Such is the power of its hold over our way of understanding ourselves in recent years that if you look up the word in a dictionary of current usage you’ll need to take a long gaze to get beyond its most common usage – diagnosis in medical terms.
Yet, until not that long ago the word was actually quite useful, in disciplines involved in recognising and solving “problems”.
If instead of limiting our understanding of current usage we look to etymology – origins- of the word we find that it means…
to set apart from, in order to come to know…
in more common parlance to study.
Interesting how a word that has come to be so powerful is used to do just that – to separate and set aside a person from the rest: “the normals” – or more accurately those who have yet to have their unique human characterstics deemed “abnormal”, deficit, disorder.

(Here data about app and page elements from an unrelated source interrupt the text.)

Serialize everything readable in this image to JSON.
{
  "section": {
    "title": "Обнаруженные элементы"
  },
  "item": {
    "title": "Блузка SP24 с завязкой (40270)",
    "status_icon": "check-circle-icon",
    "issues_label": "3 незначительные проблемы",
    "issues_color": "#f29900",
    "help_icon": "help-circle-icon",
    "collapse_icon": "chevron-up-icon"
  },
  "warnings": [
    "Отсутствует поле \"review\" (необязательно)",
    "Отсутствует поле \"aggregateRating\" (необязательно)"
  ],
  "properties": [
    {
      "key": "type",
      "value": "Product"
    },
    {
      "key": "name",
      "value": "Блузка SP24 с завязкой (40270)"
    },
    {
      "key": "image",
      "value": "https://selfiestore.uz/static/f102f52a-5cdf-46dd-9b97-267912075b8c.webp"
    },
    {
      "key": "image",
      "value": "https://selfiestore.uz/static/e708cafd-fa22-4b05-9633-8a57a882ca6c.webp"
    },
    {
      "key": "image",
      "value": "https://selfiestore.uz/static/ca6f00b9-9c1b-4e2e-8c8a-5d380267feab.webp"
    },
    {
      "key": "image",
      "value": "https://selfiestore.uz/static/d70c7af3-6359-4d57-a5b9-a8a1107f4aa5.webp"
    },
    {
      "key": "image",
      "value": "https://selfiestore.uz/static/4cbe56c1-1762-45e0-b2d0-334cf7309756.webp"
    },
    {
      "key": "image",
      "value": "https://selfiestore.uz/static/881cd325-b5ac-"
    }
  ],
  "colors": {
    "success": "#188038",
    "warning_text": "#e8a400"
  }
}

Objectifying begins when we call them names, and have them come to call themselves by that name.
At the centre of every “mental health” “issue” is a human being [usually more than one] in pain, feeling powerless and disconnected.
Yet too often what we call “treatment” serves to objectify, isolate and render those already struggling yet more disconnected and yet more powerless.
A person’s struggle always makes sense in a broad-enough context.
Choosing to embrace the diversity of human experience enables us to explore meaning in midst of difficulty, and enables us to generate a range of ways we might support a person in finding their power, reconnecting and living a life worth living.
Its time we chose to stop the silly argument that put people in double bind no-win situation forcing them to choose between what we advocate and what someone else advocates – that serves o one well.
It’s time to open our minds, and open up our thinking and our language to create spaces in which people can be human, find their power, reconnect and make their own choices.
The first revolution comes when we choose to change the way we look at things.
Join us, change yours.